** WHAT TO PRODUCE **
The output should be every line below that includes the word "FreshJuiceSize".

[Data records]
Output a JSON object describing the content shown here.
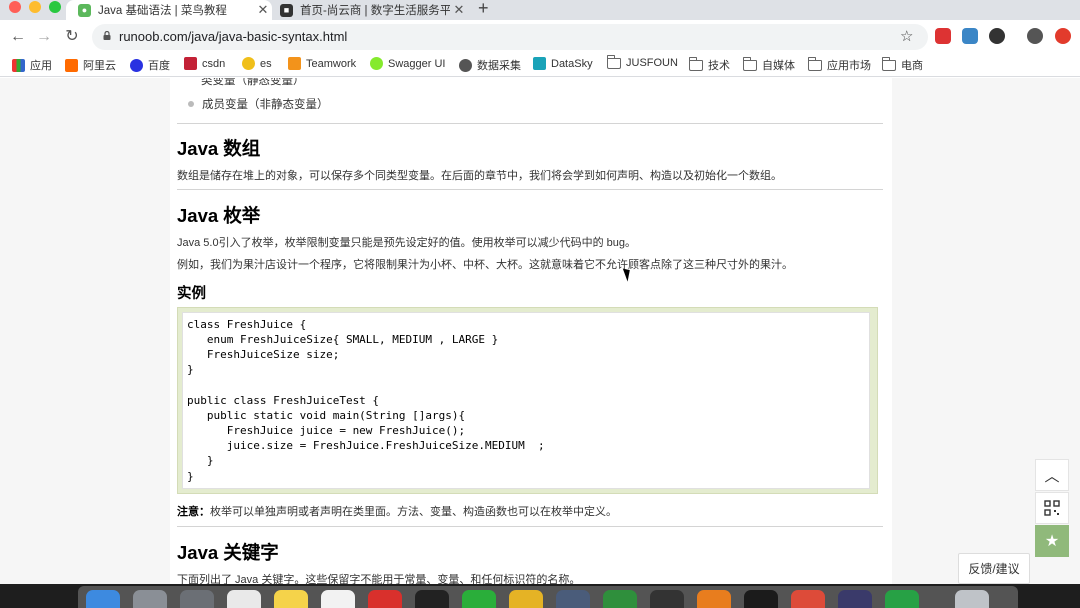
{
  "browser": {
    "tabs": [
      {
        "title": "Java 基础语法 | 菜鸟教程",
        "close": "✕"
      },
      {
        "title": "首页-尚云商 | 数字生活服务平台",
        "close": "✕"
      }
    ],
    "new_tab": "+",
    "url": "runoob.com/java/java-basic-syntax.html",
    "bookmarks": [
      {
        "label": "应用",
        "icon": "apps-grid-icon"
      },
      {
        "label": "阿里云",
        "icon": "aliyun-icon"
      },
      {
        "label": "百度",
        "icon": "baidu-paw-icon"
      },
      {
        "label": "csdn",
        "icon": "csdn-icon"
      },
      {
        "label": "es",
        "icon": "elastic-icon"
      },
      {
        "label": "Teamwork",
        "icon": "teamwork-icon"
      },
      {
        "label": "Swagger UI",
        "icon": "swagger-icon"
      },
      {
        "label": "数据采集",
        "icon": "globe-icon"
      },
      {
        "label": "DataSky",
        "icon": "datasky-icon"
      },
      {
        "label": "JUSFOUN",
        "icon": "folder-icon"
      },
      {
        "label": "技术",
        "icon": "folder-icon"
      },
      {
        "label": "自媒体",
        "icon": "folder-icon"
      },
      {
        "label": "应用市场",
        "icon": "folder-icon"
      },
      {
        "label": "电商",
        "icon": "folder-icon"
      }
    ]
  },
  "article": {
    "bullet_item": "成员变量（非静态变量）",
    "cut_text": "类变量（静态变量）",
    "array_heading": "Java 数组",
    "array_text": "数组是储存在堆上的对象，可以保存多个同类型变量。在后面的章节中，我们将会学到如何声明、构造以及初始化一个数组。",
    "enum_heading": "Java 枚举",
    "enum_text1": "Java 5.0引入了枚举，枚举限制变量只能是预先设定好的值。使用枚举可以减少代码中的 bug。",
    "enum_text2": "例如，我们为果汁店设计一个程序，它将限制果汁为小杯、中杯、大杯。这就意味着它不允许顾客点除了这三种尺寸外的果汁。",
    "example_heading": "实例",
    "code": [
      "class FreshJuice {",
      "   enum FreshJuiceSize{ SMALL, MEDIUM , LARGE }",
      "   FreshJuiceSize size;",
      "}",
      "",
      "public class FreshJuiceTest {",
      "   public static void main(String []args){",
      "      FreshJuice juice = new FreshJuice();",
      "      juice.size = FreshJuice.FreshJuiceSize.MEDIUM  ;",
      "   }",
      "}"
    ],
    "note_label": "注意：",
    "note_text": "枚举可以单独声明或者声明在类里面。方法、变量、构造函数也可以在枚举中定义。",
    "keyword_heading": "Java 关键字",
    "keyword_text": "下面列出了 Java 关键字。这些保留字不能用于常量、变量、和任何标识符的名称。"
  },
  "widgets": {
    "feedback": "反馈/建议",
    "up": "︿",
    "star": "★"
  }
}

** ANSWER **
      "   enum FreshJuiceSize{ SMALL, MEDIUM , LARGE }",
      "   FreshJuiceSize size;",
      "      juice.size = FreshJuice.FreshJuiceSize.MEDIUM  ;",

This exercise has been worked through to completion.